EXERCISE PROMPT —
Every line below should be duplicated exactly.

(Dataset records)
========================
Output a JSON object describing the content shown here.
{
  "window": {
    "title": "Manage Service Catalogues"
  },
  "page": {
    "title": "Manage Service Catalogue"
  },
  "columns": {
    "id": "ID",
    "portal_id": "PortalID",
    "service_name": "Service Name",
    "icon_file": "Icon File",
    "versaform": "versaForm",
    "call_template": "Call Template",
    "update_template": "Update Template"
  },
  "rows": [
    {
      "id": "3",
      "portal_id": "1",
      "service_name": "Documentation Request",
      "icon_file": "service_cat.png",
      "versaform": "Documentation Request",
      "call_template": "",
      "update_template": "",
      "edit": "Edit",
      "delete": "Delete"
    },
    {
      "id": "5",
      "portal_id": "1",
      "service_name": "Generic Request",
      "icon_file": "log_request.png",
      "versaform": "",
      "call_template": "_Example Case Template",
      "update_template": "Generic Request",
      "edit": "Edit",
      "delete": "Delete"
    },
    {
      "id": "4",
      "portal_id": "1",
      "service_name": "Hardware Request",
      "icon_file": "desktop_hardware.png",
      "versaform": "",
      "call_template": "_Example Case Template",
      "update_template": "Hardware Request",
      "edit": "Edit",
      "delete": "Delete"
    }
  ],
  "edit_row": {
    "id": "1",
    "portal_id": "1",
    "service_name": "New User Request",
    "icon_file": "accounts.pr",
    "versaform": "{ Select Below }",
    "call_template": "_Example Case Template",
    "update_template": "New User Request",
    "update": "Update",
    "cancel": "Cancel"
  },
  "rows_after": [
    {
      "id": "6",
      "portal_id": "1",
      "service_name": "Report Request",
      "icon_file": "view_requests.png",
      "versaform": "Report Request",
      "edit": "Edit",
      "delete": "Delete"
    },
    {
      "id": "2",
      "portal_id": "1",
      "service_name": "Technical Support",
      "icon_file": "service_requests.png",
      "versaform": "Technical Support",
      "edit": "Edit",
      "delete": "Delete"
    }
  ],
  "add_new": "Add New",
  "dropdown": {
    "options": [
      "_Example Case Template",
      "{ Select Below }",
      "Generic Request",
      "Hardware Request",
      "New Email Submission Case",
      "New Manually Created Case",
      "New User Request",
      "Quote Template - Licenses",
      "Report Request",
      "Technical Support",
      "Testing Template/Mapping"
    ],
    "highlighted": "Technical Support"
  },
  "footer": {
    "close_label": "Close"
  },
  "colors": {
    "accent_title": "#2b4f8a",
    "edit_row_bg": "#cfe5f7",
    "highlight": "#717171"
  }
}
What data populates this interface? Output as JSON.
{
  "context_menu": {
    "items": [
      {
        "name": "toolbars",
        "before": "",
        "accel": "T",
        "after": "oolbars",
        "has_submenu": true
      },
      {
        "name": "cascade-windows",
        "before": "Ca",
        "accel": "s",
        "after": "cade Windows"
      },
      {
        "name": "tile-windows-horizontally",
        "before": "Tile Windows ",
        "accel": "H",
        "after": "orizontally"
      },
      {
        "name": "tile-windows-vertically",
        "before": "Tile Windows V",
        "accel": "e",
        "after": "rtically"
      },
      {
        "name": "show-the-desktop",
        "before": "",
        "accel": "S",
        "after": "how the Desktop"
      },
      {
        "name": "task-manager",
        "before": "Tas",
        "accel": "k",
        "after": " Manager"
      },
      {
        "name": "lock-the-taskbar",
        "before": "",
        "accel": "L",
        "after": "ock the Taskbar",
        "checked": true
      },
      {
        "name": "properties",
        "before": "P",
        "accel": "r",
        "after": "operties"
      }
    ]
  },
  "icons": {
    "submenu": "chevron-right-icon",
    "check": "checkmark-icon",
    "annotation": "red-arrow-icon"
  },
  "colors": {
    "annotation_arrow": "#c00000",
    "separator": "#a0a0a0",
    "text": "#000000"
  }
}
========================
ANSWER SECTION —
Output a JSON object describing the content shown here.
{
  "window": {
    "title": "Manage Service Catalogues"
  },
  "page": {
    "title": "Manage Service Catalogue"
  },
  "columns": {
    "id": "ID",
    "portal_id": "PortalID",
    "service_name": "Service Name",
    "icon_file": "Icon File",
    "versaform": "versaForm",
    "call_template": "Call Template",
    "update_template": "Update Template"
  },
  "rows": [
    {
      "id": "3",
      "portal_id": "1",
      "service_name": "Documentation Request",
      "icon_file": "service_cat.png",
      "versaform": "Documentation Request",
      "call_template": "",
      "update_template": "",
      "edit": "Edit",
      "delete": "Delete"
    },
    {
      "id": "5",
      "portal_id": "1",
      "service_name": "Generic Request",
      "icon_file": "log_request.png",
      "versaform": "",
      "call_template": "_Example Case Template",
      "update_template": "Generic Request",
      "edit": "Edit",
      "delete": "Delete"
    },
    {
      "id": "4",
      "portal_id": "1",
      "service_name": "Hardware Request",
      "icon_file": "desktop_hardware.png",
      "versaform": "",
      "call_template": "_Example Case Template",
      "update_template": "Hardware Request",
      "edit": "Edit",
      "delete": "Delete"
    }
  ],
  "edit_row": {
    "id": "1",
    "portal_id": "1",
    "service_name": "New User Request",
    "icon_file": "accounts.pr",
    "versaform": "{ Select Below }",
    "call_template": "_Example Case Template",
    "update_template": "New User Request",
    "update": "Update",
    "cancel": "Cancel"
  },
  "rows_after": [
    {
      "id": "6",
      "portal_id": "1",
      "service_name": "Report Request",
      "icon_file": "view_requests.png",
      "versaform": "Report Request",
      "edit": "Edit",
      "delete": "Delete"
    },
    {
      "id": "2",
      "portal_id": "1",
      "service_name": "Technical Support",
      "icon_file": "service_requests.png",
      "versaform": "Technical Support",
      "edit": "Edit",
      "delete": "Delete"
    }
  ],
  "add_new": "Add New",
  "dropdown": {
    "options": [
      "_Example Case Template",
      "{ Select Below }",
      "Generic Request",
      "Hardware Request",
      "New Email Submission Case",
      "New Manually Created Case",
      "New User Request",
      "Quote Template - Licenses",
      "Report Request",
      "Technical Support",
      "Testing Template/Mapping"
    ],
    "highlighted": "Technical Support"
  },
  "footer": {
    "close_label": "Close"
  },
  "colors": {
    "accent_title": "#2b4f8a",
    "edit_row_bg": "#cfe5f7",
    "highlight": "#717171"
  }
}
What data populates this interface? Output as JSON.
{
  "context_menu": {
    "items": [
      {
        "name": "toolbars",
        "before": "",
        "accel": "T",
        "after": "oolbars",
        "has_submenu": true
      },
      {
        "name": "cascade-windows",
        "before": "Ca",
        "accel": "s",
        "after": "cade Windows"
      },
      {
        "name": "tile-windows-horizontally",
        "before": "Tile Windows ",
        "accel": "H",
        "after": "orizontally"
      },
      {
        "name": "tile-windows-vertically",
        "before": "Tile Windows V",
        "accel": "e",
        "after": "rtically"
      },
      {
        "name": "show-the-desktop",
        "before": "",
        "accel": "S",
        "after": "how the Desktop"
      },
      {
        "name": "task-manager",
        "before": "Tas",
        "accel": "k",
        "after": " Manager"
      },
      {
        "name": "lock-the-taskbar",
        "before": "",
        "accel": "L",
        "after": "ock the Taskbar",
        "checked": true
      },
      {
        "name": "properties",
        "before": "P",
        "accel": "r",
        "after": "operties"
      }
    ]
  },
  "icons": {
    "submenu": "chevron-right-icon",
    "check": "checkmark-icon",
    "annotation": "red-arrow-icon"
  },
  "colors": {
    "annotation_arrow": "#c00000",
    "separator": "#a0a0a0",
    "text": "#000000"
  }
}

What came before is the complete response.